Task details: Scan the entries below and extract each line with the word "Output" in it.

Data for this task:
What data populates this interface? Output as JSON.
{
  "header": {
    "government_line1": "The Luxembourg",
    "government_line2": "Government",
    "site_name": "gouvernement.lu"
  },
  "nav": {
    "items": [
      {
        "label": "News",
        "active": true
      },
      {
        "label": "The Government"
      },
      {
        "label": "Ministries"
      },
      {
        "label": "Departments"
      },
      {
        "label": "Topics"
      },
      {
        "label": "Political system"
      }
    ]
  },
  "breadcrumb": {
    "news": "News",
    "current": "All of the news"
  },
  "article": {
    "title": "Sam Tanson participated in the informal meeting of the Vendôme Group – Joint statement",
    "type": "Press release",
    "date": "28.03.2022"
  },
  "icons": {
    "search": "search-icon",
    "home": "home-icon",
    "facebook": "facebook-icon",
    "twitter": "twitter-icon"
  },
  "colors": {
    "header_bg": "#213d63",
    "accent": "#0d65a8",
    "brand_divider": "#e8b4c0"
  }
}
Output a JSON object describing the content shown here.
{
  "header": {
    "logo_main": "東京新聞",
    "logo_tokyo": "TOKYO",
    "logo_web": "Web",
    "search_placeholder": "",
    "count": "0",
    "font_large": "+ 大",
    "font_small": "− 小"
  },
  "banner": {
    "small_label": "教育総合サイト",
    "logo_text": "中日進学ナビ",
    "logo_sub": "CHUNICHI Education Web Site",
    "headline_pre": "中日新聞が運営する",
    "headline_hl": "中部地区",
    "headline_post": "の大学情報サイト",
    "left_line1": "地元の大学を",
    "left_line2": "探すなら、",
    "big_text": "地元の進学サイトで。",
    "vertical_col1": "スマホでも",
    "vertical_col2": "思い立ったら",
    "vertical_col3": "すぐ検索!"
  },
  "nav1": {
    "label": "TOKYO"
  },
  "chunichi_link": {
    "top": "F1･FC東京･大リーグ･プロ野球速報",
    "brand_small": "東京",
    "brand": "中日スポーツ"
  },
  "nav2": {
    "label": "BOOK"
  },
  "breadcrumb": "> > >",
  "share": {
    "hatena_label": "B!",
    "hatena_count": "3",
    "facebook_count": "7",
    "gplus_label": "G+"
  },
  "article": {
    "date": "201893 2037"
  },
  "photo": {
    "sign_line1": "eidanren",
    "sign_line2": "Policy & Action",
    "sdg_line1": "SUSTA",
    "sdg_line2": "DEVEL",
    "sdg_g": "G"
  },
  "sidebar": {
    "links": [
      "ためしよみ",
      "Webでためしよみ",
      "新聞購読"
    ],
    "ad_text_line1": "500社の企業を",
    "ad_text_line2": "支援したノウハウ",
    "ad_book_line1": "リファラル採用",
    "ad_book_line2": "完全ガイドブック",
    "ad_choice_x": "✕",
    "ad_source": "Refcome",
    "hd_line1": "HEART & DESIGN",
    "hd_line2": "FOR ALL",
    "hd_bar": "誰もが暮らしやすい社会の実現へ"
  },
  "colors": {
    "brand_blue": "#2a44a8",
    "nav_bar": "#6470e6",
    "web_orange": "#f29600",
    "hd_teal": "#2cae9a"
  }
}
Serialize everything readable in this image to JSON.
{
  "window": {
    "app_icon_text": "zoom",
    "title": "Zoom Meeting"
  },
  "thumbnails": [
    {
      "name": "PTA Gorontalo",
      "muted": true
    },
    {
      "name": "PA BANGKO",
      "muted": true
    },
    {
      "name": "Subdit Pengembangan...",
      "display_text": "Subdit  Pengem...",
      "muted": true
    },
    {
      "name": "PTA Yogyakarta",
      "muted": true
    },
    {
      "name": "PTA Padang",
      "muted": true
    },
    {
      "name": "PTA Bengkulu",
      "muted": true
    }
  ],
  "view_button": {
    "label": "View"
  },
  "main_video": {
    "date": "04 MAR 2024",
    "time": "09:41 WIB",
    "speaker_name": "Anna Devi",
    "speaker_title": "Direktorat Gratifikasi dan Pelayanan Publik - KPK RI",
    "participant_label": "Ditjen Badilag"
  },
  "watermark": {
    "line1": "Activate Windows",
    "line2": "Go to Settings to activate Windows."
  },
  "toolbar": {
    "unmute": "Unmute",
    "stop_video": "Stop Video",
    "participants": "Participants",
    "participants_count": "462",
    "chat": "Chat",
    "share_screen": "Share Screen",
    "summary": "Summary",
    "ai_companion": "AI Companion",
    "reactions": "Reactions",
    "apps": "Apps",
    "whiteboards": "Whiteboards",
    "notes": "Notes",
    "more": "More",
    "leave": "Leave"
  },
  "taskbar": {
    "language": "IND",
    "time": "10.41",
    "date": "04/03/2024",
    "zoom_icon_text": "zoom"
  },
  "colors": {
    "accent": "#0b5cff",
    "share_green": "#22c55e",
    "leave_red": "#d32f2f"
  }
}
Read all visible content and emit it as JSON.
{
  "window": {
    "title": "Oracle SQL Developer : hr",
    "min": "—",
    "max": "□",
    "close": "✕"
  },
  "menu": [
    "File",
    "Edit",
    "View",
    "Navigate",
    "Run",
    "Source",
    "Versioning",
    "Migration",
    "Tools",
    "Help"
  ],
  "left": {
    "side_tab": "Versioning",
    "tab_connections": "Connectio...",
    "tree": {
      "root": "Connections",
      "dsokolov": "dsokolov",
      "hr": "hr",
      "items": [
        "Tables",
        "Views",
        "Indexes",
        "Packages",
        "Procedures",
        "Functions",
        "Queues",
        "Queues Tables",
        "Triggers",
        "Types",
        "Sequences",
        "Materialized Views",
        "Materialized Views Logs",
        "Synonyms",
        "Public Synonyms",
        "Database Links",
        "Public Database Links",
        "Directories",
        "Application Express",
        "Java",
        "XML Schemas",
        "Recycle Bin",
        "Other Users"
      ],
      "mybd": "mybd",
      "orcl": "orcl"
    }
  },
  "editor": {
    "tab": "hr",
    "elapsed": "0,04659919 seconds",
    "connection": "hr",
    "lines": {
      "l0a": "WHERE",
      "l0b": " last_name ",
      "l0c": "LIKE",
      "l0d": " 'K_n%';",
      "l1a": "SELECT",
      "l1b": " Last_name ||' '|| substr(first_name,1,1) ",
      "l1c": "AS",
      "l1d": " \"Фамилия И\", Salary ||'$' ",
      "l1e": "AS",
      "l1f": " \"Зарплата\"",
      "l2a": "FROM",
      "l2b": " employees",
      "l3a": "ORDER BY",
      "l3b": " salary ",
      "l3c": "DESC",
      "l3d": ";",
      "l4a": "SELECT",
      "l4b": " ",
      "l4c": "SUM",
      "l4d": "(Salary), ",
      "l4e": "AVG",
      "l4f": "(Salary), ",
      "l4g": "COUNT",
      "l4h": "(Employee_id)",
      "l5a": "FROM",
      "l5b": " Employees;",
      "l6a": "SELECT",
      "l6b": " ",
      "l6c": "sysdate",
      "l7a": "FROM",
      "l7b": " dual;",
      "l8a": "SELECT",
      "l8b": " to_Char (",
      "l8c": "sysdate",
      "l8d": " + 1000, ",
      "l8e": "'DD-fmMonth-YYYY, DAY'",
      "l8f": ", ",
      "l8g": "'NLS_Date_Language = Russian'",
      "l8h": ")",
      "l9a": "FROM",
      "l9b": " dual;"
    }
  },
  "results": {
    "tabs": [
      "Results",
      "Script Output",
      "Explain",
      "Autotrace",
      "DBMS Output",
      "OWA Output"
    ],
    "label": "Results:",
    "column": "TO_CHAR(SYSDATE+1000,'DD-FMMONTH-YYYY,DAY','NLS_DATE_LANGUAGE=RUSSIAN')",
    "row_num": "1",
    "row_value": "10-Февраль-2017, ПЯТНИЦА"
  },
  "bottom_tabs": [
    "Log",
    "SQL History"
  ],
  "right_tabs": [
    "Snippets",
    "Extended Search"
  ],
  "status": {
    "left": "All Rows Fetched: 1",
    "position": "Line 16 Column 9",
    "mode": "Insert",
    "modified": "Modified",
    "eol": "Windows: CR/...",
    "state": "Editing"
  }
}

Task answer:
What data populates this interface? Output as JSON.
Output a JSON object describing the content shown here.
      "Script Output",
      "DBMS Output",
      "OWA Output"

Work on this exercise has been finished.